wie viele, viele Intervalle
in seiner Macht und Melodie.

Nur wenn sie ihre Flügel breiten,
sind sie die Wecker eines Winds:
als ginge Gott mit seinen weiten
Bildhauerhänden durch die Seiten
im dunklen Buch des Anbeginns.

Rainer Maria Rilke

And all of this because?  I was trying to write a poem about the human condition, morality, what is good? What is bad?  It's written anyway and I'm going to bring it to the Boyne Writers' meeting tomorrow night.  I'm sure they will offer me some comment and advice on it.  Being Human is a cool anthology.  Another poet who keeps catching my eye is Louis MacNeice, how awesome are his poems!!! 

I read the poetry for Boyne Berries last week and returned it to Michael Farry for further reading and editing.  The poems were of a very good standard and there were seven or eight that really stood out.  The reading made me think about what makes a poem stand out.  For me it is subject, style, imagery, rhyme, use of language, clear thought and a great poem usually has a really good idea at its centre.  If the voice of a poet comes through strongly then that is also wonderful.  The launch of Boyne Berries 10 will be upon us in no time and I can't wait to see the finished product. 

Sunday, August 7, 2011

Italian Writers at the Irish Writers' Centre - Catherine Dunne

Due to my involvement in The Lonely Voice Short Story Introductions I've been asked by Catherine Dunne, pictured above, to participate in a morning dedicated to emerging writers on September 3rd in the Irish Writers' Centre.  Events are being organised by Catherine on the Saturday for the benefit of a group of Italian Writers who will be visiting Ireland.  This initiative has at its heart the development of cultural tourism.  We are to bring one piece of work which we may be asked to read from, a CV and contact details. 

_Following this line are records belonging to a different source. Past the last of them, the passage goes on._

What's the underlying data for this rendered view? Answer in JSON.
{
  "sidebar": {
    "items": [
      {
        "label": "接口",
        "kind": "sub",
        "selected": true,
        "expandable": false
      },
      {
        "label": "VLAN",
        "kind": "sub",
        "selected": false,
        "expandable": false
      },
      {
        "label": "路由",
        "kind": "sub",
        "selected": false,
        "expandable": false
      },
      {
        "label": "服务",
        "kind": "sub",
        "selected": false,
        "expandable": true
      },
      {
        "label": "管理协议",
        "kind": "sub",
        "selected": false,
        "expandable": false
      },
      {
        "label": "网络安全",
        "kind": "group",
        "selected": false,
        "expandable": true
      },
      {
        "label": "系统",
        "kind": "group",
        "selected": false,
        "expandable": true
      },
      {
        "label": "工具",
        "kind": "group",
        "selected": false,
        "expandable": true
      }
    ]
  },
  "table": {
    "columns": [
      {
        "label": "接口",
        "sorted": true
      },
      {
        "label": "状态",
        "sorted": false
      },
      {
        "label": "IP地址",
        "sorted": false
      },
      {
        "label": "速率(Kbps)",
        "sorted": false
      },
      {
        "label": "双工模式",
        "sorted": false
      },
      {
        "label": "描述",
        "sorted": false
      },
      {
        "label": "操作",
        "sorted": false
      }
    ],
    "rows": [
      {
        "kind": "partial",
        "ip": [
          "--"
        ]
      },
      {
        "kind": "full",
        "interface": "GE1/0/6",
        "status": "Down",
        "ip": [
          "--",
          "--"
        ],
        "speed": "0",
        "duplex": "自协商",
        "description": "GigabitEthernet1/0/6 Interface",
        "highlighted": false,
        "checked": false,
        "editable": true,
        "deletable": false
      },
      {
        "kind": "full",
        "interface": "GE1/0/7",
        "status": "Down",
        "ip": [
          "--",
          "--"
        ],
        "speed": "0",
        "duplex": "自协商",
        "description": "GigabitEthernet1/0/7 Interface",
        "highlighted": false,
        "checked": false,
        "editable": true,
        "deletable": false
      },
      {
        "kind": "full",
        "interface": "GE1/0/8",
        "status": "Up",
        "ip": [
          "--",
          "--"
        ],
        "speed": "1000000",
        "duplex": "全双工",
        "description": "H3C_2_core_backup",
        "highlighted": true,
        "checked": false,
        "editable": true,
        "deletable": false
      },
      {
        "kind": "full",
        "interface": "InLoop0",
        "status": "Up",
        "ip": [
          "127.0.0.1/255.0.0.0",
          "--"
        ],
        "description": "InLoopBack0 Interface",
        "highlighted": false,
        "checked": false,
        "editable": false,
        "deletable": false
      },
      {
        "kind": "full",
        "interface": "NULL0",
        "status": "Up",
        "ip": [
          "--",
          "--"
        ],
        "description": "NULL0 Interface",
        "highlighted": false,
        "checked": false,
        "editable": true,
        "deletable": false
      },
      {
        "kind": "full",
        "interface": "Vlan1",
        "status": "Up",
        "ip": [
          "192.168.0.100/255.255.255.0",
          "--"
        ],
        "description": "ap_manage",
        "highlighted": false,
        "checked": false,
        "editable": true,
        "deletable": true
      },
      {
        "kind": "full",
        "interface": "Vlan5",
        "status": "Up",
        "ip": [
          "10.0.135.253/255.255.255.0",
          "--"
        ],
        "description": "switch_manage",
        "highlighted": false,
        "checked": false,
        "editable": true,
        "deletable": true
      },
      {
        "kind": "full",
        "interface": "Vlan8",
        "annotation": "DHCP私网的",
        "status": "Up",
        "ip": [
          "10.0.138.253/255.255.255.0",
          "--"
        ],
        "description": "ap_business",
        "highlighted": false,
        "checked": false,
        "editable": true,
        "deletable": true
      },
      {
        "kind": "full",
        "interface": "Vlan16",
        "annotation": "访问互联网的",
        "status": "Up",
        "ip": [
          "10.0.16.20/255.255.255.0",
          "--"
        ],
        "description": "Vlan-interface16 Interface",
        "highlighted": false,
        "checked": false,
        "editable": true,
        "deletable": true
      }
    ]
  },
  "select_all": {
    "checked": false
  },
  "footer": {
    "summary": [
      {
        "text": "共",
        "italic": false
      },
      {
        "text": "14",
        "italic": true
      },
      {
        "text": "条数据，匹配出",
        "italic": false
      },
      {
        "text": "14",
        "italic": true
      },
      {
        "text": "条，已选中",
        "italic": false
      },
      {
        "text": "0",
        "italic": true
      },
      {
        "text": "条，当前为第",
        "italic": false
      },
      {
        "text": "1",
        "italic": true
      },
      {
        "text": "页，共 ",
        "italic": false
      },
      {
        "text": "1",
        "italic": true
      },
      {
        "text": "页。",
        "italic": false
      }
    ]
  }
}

Catherine Dunne is the author of six novels and one work of non-fiction. Her last novel Set in Stone was published by Macmillan in October 2009 and Catherine will be launching her latest novel Missing Julia at the Irish Writers' Centre on Friday 24th September. She has been shortlisted for several prizes, including the Kerry Fiction Prize, and won the International Award at Vigevano, Italy, in 2006. Her work is widely translated and has been optioned for television. Catherine has taught creative writing for the Irish Writers' Centre, Dublin City Council, Writers' Week Listowel and the Arvon Foundation in the UK.  She is a member of the board of The Irish Writers' Centre.